You may remember back in September, when we teamed up with Cam at Stories of Bike to create a little video called ROADS WE RIDE for Transport for NSW’s motorcycling safety initiative. Well guess what? It went gangbusters, so they asked us to make another one.
Italian designs are regarded globally across many industries as things of beauty and their designer’s trendsetters around the world. Many companies might produce a product where labour is cheap but are sure to include “Designed in Italy” on the label. Asked about this phenomenon Italian Architect and designer Luigi Caccia Dominioni stated “Quite simply, we are the best” and that “We have more imagination, more culture, and are better mediators between the past and the future.” Ok then, but clearly Luigi didn’t ever see an early ’80s Moto Guzzi ride by, horrific then and even worse today. So when a lover of the marque bought a 1982 1000 SP he was quick to call on Macco Motors to let the Spanish lads turn out this beautiful cafe racer from the bones of a machine were the Italian’s had quite clearly dropped the ball.
Peanut butter and jelly. Moustaches and cops. Nine Inch Nails and Johnny Cash. When it comes to weird combinations that somehow manage to kick arse, it seems the world has a never-ending supply. Avocado and Vegemite on toast, anyone? No, seriously. It’s amazing. But it’s not often you see the same sort of unexpected genius happening in the world of custom motorcycles. Hell, we can’t think of a new bike genre since Go Takamine invented Brat style. That is until now. So here is Perth’s James Alkins and his revelatory cafe scrambler cross pollination. Genius? Madness? We’ve made up our minds, now you be the judge.

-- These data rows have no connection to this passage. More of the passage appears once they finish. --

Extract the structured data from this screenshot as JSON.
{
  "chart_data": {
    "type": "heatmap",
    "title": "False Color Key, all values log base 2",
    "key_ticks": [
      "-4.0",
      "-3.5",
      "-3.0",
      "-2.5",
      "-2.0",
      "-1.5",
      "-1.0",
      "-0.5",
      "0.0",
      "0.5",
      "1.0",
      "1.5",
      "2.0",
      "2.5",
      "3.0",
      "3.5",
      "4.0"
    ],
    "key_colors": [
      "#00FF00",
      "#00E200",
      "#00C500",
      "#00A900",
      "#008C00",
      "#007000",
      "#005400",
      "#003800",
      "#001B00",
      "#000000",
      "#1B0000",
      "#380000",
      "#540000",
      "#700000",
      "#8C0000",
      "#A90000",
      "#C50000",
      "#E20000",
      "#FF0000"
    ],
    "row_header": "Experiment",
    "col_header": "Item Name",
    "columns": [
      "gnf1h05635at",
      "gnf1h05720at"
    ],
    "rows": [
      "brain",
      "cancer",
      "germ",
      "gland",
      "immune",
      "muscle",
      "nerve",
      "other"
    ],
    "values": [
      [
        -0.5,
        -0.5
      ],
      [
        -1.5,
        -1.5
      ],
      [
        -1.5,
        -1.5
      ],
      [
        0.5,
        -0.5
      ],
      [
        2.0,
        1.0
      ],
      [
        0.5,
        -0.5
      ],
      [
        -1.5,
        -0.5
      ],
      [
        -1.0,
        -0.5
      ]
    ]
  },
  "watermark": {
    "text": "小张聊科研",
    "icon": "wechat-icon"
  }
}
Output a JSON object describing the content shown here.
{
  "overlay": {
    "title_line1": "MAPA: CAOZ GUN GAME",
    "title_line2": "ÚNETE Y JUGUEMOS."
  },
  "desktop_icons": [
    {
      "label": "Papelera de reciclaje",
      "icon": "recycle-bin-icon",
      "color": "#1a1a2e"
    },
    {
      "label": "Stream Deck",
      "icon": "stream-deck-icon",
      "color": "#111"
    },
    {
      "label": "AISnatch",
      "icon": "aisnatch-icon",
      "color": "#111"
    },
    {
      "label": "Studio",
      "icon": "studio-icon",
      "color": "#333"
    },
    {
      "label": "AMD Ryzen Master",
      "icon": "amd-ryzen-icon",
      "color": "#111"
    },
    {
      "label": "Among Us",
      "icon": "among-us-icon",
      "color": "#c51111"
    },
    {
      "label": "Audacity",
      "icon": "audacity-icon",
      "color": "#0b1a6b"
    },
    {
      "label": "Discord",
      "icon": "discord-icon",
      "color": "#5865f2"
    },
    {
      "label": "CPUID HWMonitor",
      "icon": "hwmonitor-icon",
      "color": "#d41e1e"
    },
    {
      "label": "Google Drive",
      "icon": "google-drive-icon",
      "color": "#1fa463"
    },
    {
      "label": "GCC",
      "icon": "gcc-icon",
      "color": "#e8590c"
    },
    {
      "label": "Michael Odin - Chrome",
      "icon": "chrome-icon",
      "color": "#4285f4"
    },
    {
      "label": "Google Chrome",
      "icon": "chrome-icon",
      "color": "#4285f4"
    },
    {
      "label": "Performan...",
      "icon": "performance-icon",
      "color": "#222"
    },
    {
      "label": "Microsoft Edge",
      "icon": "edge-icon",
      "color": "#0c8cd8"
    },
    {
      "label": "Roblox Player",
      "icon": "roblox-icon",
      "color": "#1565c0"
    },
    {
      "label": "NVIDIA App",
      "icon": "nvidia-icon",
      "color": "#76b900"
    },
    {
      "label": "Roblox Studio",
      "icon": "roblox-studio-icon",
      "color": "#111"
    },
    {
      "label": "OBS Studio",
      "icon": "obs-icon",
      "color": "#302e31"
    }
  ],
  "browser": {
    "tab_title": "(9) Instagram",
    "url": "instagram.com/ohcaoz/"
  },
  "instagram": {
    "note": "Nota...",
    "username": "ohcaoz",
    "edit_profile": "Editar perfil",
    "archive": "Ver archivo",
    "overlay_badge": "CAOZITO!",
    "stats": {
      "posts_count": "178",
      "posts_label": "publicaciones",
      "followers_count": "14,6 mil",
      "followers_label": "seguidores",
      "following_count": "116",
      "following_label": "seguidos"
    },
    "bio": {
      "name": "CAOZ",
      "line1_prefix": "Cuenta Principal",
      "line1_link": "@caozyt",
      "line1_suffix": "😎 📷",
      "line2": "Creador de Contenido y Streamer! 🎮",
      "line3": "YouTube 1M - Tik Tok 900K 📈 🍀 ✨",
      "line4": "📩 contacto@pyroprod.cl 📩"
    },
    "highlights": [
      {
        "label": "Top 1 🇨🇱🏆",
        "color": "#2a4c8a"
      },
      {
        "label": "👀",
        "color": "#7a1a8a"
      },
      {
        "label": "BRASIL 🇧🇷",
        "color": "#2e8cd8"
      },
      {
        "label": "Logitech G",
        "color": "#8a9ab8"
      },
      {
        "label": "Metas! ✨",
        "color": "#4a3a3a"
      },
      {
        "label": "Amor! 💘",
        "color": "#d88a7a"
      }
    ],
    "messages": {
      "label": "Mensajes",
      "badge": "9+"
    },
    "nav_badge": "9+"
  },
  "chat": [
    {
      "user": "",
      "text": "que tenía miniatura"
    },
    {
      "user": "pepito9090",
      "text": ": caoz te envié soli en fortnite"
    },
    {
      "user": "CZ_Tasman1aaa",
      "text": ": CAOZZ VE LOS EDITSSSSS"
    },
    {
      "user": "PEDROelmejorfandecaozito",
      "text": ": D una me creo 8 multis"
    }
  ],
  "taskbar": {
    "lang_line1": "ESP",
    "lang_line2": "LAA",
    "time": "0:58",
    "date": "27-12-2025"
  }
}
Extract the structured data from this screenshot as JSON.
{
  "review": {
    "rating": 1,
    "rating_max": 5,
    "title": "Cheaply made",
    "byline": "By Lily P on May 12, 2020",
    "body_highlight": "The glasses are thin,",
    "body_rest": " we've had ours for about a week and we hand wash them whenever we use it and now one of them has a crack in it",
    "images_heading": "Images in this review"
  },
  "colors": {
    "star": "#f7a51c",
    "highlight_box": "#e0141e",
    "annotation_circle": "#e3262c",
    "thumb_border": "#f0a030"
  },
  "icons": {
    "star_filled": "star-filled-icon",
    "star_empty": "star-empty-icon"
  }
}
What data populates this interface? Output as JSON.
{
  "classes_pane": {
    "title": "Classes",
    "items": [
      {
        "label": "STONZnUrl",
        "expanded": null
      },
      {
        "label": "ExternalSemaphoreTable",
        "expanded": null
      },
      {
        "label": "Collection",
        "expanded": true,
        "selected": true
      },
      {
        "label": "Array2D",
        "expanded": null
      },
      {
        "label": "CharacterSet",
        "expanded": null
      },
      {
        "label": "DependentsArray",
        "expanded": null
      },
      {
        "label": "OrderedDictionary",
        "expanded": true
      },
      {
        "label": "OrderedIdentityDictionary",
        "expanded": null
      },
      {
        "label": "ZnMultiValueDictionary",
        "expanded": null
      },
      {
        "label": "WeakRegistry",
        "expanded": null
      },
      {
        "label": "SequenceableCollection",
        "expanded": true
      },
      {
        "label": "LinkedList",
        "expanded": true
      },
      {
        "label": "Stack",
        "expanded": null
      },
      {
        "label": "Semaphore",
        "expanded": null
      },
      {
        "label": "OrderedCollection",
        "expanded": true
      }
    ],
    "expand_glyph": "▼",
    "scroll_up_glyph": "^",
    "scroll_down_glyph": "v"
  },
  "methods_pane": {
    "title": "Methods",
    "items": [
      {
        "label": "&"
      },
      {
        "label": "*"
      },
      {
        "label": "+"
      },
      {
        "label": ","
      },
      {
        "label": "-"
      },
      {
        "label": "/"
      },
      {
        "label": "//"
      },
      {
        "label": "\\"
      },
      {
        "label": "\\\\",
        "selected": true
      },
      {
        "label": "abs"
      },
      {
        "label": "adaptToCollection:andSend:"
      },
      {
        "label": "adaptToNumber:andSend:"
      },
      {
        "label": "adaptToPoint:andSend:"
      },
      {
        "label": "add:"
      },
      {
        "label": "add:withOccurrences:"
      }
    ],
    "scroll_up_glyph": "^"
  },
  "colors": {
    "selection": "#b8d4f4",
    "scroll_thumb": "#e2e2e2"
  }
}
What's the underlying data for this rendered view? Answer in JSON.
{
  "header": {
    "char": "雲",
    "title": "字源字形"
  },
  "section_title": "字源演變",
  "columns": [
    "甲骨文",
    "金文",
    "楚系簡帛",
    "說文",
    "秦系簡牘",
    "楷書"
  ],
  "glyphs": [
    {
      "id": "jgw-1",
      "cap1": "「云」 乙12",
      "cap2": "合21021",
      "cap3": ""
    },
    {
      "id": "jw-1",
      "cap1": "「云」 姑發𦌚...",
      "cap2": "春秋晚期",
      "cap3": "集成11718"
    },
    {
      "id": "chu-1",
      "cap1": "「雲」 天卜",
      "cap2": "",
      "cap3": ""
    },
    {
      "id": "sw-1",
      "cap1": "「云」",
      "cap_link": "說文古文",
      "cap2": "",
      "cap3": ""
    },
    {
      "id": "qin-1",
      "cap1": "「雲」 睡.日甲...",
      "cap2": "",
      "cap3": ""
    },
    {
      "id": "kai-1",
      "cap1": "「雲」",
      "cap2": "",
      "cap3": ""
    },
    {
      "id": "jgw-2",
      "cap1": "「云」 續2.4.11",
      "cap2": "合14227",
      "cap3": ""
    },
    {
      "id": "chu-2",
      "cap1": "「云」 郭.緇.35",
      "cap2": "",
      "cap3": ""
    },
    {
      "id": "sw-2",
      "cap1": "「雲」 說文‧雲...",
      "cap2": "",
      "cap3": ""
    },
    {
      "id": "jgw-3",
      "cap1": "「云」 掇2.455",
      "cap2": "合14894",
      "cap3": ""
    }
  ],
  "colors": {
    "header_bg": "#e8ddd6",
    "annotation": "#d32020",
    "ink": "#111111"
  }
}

Whenever I think of big Honda tourers I think of the hulking modern ones. You’ve probably seen them – they’re hard to miss. They have stereos, airbags, a reverse gear, heated seats and air conditioning. Honda call it the ‘Gold Wing’ but I usually refer to it as ‘Just go buy a goddamn car’. But the earlier 70’s models are something else. They were still monstrous bikes for their time, but they were simpler, mile-munching naked cruisers. And that’s what Poland’s Cardsharper Customs have tackled – a 1975 Honda GL1000 dubbed ‘Cestus’.